■ Exercise aim
Scan the data for "true" and copy each matching line.

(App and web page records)
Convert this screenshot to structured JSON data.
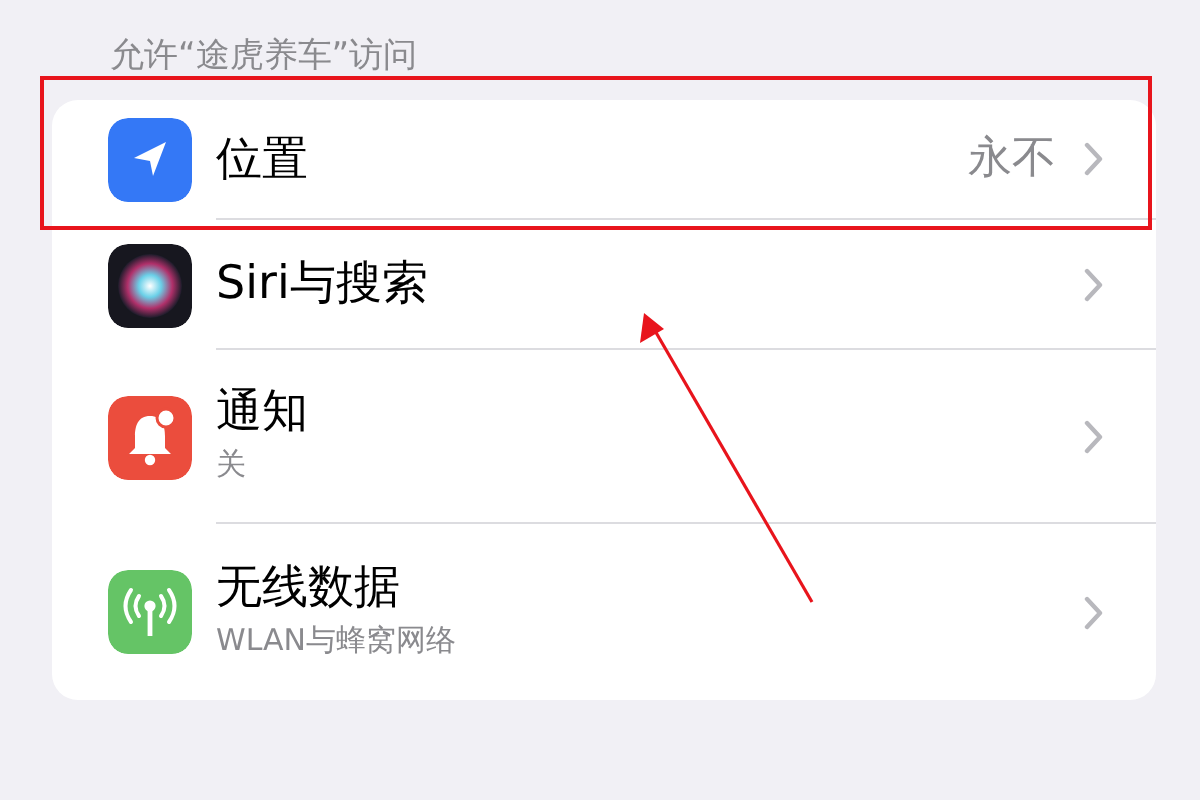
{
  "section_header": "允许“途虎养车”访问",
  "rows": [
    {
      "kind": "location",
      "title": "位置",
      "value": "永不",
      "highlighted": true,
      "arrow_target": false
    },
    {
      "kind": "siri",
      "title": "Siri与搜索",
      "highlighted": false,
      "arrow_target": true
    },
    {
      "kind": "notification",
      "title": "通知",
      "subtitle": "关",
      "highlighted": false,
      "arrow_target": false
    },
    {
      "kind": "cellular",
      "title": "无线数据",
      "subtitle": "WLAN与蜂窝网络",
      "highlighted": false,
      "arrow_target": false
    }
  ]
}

■ Response for this exercise
      "highlighted": true,
      "arrow_target": true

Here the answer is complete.